HONG KONG — The largely youth-driven movement of black-clad protesters challenging Hong Kong’s government over an unpopular extradition bill is a coalition operating without a clear leadership structure.
And that adds to its appeal for supporters disaffected from the moneyed elites who run the former British colony, organizers say.
The nearly 2 million Hong Kong residents who marched all day Sunday in a massive show of opposition to the bill, which would allow extraditions to mainland China, largely acted on their own, said Bonnie Leung, a leader of the Civil Human Rights Front, one of dozens of groups coordinating the protests.
“It is civil society, from different walks of life, a lot of nameless people, a lot of different students’ unions, that are voluntarily and organically doing a lot of actions,” said Leung, whose group took responsibility for getting an official permit for Sunday’s march.
The collection of student groups, political and non-governmental organizations, labor unions and teachers’ associations that helped run the demonstration, and a string of earlier ones, ensured the march was orderly, even though thousands loitered afterward in a continued protest that was still underway 24 hours later.
“In this whole campaign, what we are trying to do is coordinate with different people,” Leung said in an interview. “They are talking about, ‘Oh, will that work, what won’t work?’ There are no real leaders and this I believe is a very healthy development and this is very good for our campaign.”
For the many teens and 20-somethings who took to the streets, the protests are about far more than an extradition bill. They are about preserving the autonomy Hong Kong was promised when Britain ceded its colony to mainland China in 1997, a “one-country, two-systems” arrangement that was supposed to assure Hong Kong separate legal and economic status for 50 years after the handover.
The marchers have drawn inspiration from earlier protests, especially the “Umbrella Movement” of 2014, when tens of thousands of mostly youthful demonstrators staged marches and sit-ins, snarling downtown traffic for weeks to demand a say in the election of Hong Kong’s leader — a demand that ultimately failed.
That Beijing-appointed leader, Chief Executive Carrie Lam, has insisted on forcing passage of the unpopular extradition bill — and is now the main target of the demonstrations. She backed down Saturday, indefinitely suspending the bill’s passage, but that did not appease the protesters.
The fluid, ad hoc nature of the movement was evident Monday, as hundreds of youths lingered near Lam’s office building. A small but determined group vowed to continue demanding that Lam completely scrap the extradition bill, which if passed, could send some suspects in Hong Kong to China to face vague political charges, torture and unfair trials. That concern has grown with the increasingly authoritarian approach of today’s top Communist Party leader, President Xi Jinping.
Others believed they needed to retreat and draw up a timetable for their demands, said Nathan Law, a leader of Demosisto, a pro-democracy group advocating self-determination for Hong Kong.
“There is no long-term agenda, no leader. We all feel the same and want the same things, but we don’t have to follow any one person,” said one black-clad participant in his early 20s, who gave his name only as Jojo.
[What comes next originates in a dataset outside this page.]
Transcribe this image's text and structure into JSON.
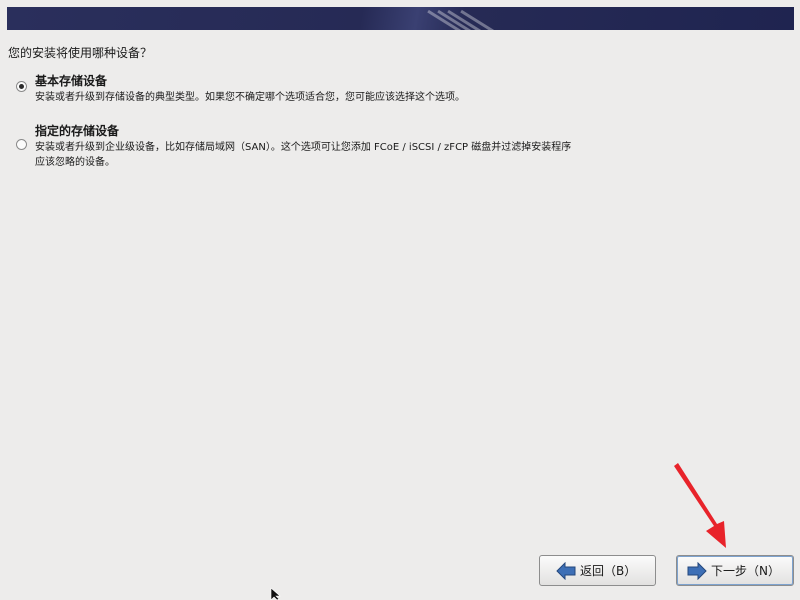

One figure who has emerged as a potential opposition leader is Joshua Wong, a founder of Demosisto who, at just 17, became the face of the 2014 protests. He was released Monday after spending a month in prison related to those activities.
He swapped the white shirt he was wearing upon his release for a black one — this movement’s chosen color.
In an interview outside government headquarters, Wong was scathing in his criticism of Lam and her administration, especially police officers who used tear gas and rubber bullets to subdue protesters during clashes last week.
The moves were like the ruling Communist Party’s bloody crackdown on student-led pro-democracy protesters in Beijing’s Tiananmen Square 30 years ago, Wong said. “Carrie Lam just copied the model from Beijing and applied it in Hong Kong,” he said.
That movement, too, was an unusually vehement expression of the power of numbers. It also involved many different groups both inside Beijing and elsewhere in China. The Chinese authorities ended the 1989 protests with a military assault that left hundreds, possibly thousands, dead, a degree of violence still unthinkable in Beijing.
But in Hong Kong, the authorities have sought to soothe anger over police use of forceful measures and to reassure the city of 7 million that their civil liberties are intact.
As far as his contribution to the anti-extradition law movement, Wong said he had no further ambitions other than supporting those staying the course. But he does hope it may sway the leadership in Beijing.
“I just want to back and support those who have been standing up against Xi Jinping,” Wong said.
“They tried to ignore the voice of the people” he said of the Hong Kong authorities. “But when the voice becomes louder and louder Beijing can’t ignore it.”